== Record set

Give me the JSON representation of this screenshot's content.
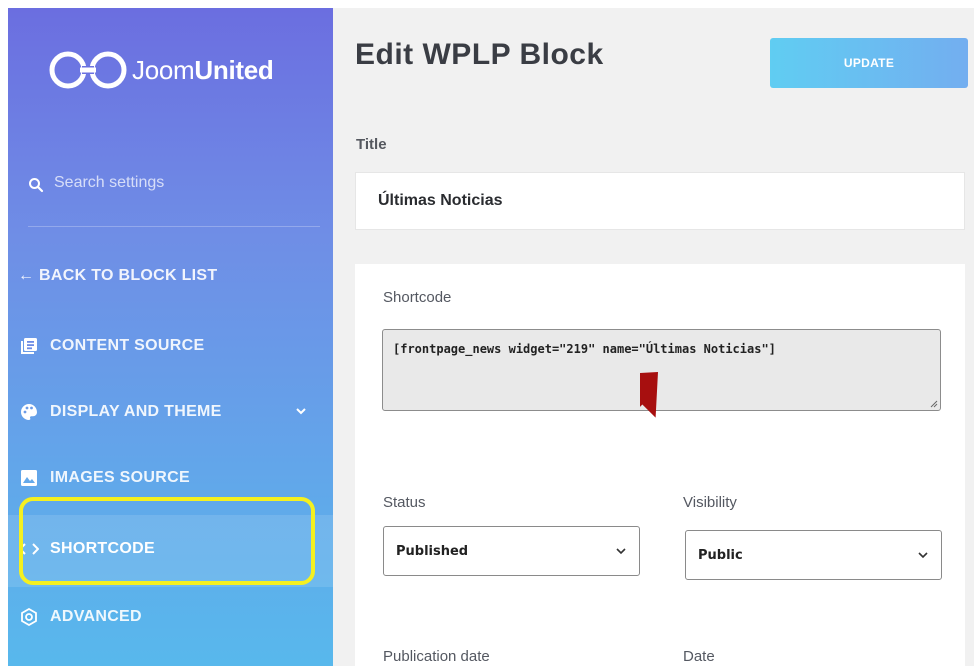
{
  "brand": {
    "name_light": "Joom",
    "name_bold": "United"
  },
  "search": {
    "placeholder": "Search settings"
  },
  "nav": {
    "back": "← BACK TO BLOCK LIST",
    "content_source": "CONTENT SOURCE",
    "display_theme": "DISPLAY AND THEME",
    "images_source": "IMAGES SOURCE",
    "shortcode": "SHORTCODE",
    "advanced": "ADVANCED"
  },
  "header": {
    "title": "Edit WPLP Block",
    "update_label": "UPDATE"
  },
  "form": {
    "title_label": "Title",
    "title_value": "Últimas Noticias",
    "shortcode_label": "Shortcode",
    "shortcode_value": "[frontpage_news widget=\"219\" name=\"Últimas Noticias\"]",
    "status_label": "Status",
    "status_value": "Published",
    "visibility_label": "Visibility",
    "visibility_value": "Public",
    "publication_date_label": "Publication date",
    "date_label": "Date"
  },
  "colors": {
    "highlight_box": "#f4f020",
    "annotation_arrow": "#a70f0f",
    "update_button": "#6bbef1"
  }
}
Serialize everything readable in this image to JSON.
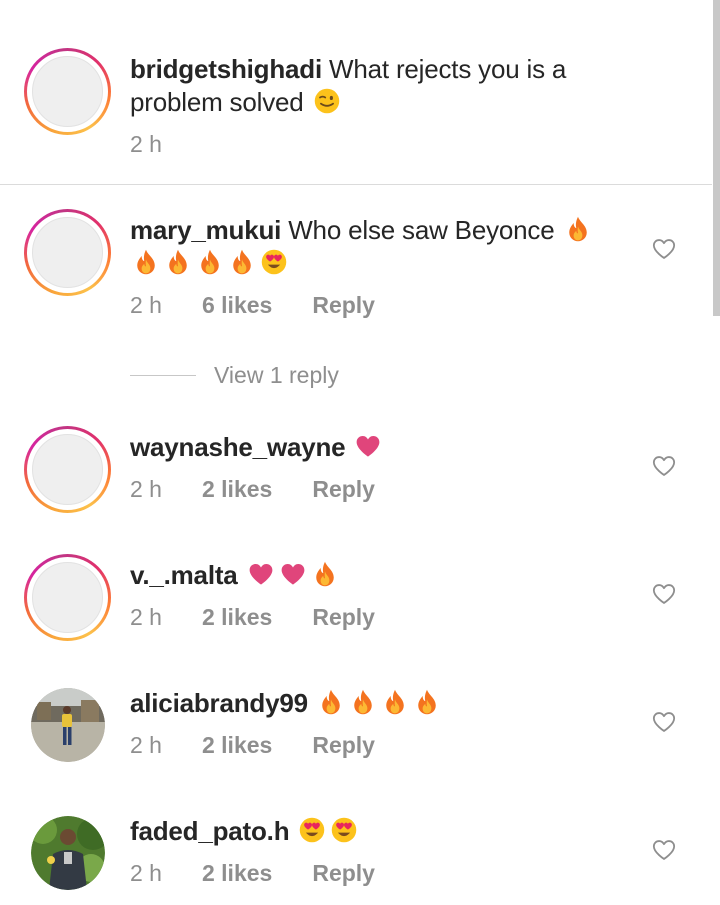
{
  "caption": {
    "username": "bridgetshighadi",
    "text": "What rejects you is a problem solved",
    "emoji": "wink-emoji",
    "time": "2 h"
  },
  "comments": [
    {
      "username": "mary_mukui",
      "text": "Who else saw Beyonce",
      "emojis": [
        "fire",
        "fire",
        "fire",
        "fire",
        "fire",
        "heart-eyes"
      ],
      "time": "2 h",
      "likes": "6 likes",
      "reply": "Reply",
      "view_replies": "View 1 reply"
    },
    {
      "username": "waynashe_wayne",
      "text": "",
      "emojis": [
        "pink-heart"
      ],
      "time": "2 h",
      "likes": "2 likes",
      "reply": "Reply"
    },
    {
      "username": "v._.malta",
      "text": "",
      "emojis": [
        "pink-heart",
        "pink-heart",
        "fire"
      ],
      "time": "2 h",
      "likes": "2 likes",
      "reply": "Reply"
    },
    {
      "username": "aliciabrandy99",
      "text": "",
      "emojis": [
        "fire",
        "fire",
        "fire",
        "fire"
      ],
      "time": "2 h",
      "likes": "2 likes",
      "reply": "Reply"
    },
    {
      "username": "faded_pato.h",
      "text": "",
      "emojis": [
        "heart-eyes",
        "heart-eyes"
      ],
      "time": "2 h",
      "likes": "2 likes",
      "reply": "Reply"
    }
  ],
  "colors": {
    "text": "#262626",
    "meta": "#8e8e8e",
    "heart_emoji": "#e0457b",
    "divider": "#dbdbdb"
  }
}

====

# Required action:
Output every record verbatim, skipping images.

# Expected answer:
Give me the JSON representation of this screenshot's content.
{
  "brand": {
    "name_light": "Joom",
    "name_bold": "United"
  },
  "search": {
    "placeholder": "Search settings"
  },
  "nav": {
    "back": "← BACK TO BLOCK LIST",
    "content_source": "CONTENT SOURCE",
    "display_theme": "DISPLAY AND THEME",
    "images_source": "IMAGES SOURCE",
    "shortcode": "SHORTCODE",
    "advanced": "ADVANCED"
  },
  "header": {
    "title": "Edit WPLP Block",
    "update_label": "UPDATE"
  },
  "form": {
    "title_label": "Title",
    "title_value": "Últimas Noticias",
    "shortcode_label": "Shortcode",
    "shortcode_value": "[frontpage_news widget=\"219\" name=\"Últimas Noticias\"]",
    "status_label": "Status",
    "status_value": "Published",
    "visibility_label": "Visibility",
    "visibility_value": "Public",
    "publication_date_label": "Publication date",
    "date_label": "Date"
  },
  "colors": {
    "highlight_box": "#f4f020",
    "annotation_arrow": "#a70f0f",
    "update_button": "#6bbef1"
  }
}
Serialize everything readable in this image to JSON.
{
  "caption": {
    "username": "bridgetshighadi",
    "text": "What rejects you is a problem solved",
    "emoji": "wink-emoji",
    "time": "2 h"
  },
  "comments": [
    {
      "username": "mary_mukui",
      "text": "Who else saw Beyonce",
      "emojis": [
        "fire",
        "fire",
        "fire",
        "fire",
        "fire",
        "heart-eyes"
      ],
      "time": "2 h",
      "likes": "6 likes",
      "reply": "Reply",
      "view_replies": "View 1 reply"
    },
    {
      "username": "waynashe_wayne",
      "text": "",
      "emojis": [
        "pink-heart"
      ],
      "time": "2 h",
      "likes": "2 likes",
      "reply": "Reply"
    },
    {
      "username": "v._.malta",
      "text": "",
      "emojis": [
        "pink-heart",
        "pink-heart",
        "fire"
      ],
      "time": "2 h",
      "likes": "2 likes",
      "reply": "Reply"
    },
    {
      "username": "aliciabrandy99",
      "text": "",
      "emojis": [
        "fire",
        "fire",
        "fire",
        "fire"
      ],
      "time": "2 h",
      "likes": "2 likes",
      "reply": "Reply"
    },
    {
      "username": "faded_pato.h",
      "text": "",
      "emojis": [
        "heart-eyes",
        "heart-eyes"
      ],
      "time": "2 h",
      "likes": "2 likes",
      "reply": "Reply"
    }
  ],
  "colors": {
    "text": "#262626",
    "meta": "#8e8e8e",
    "heart_emoji": "#e0457b",
    "divider": "#dbdbdb"
  }
}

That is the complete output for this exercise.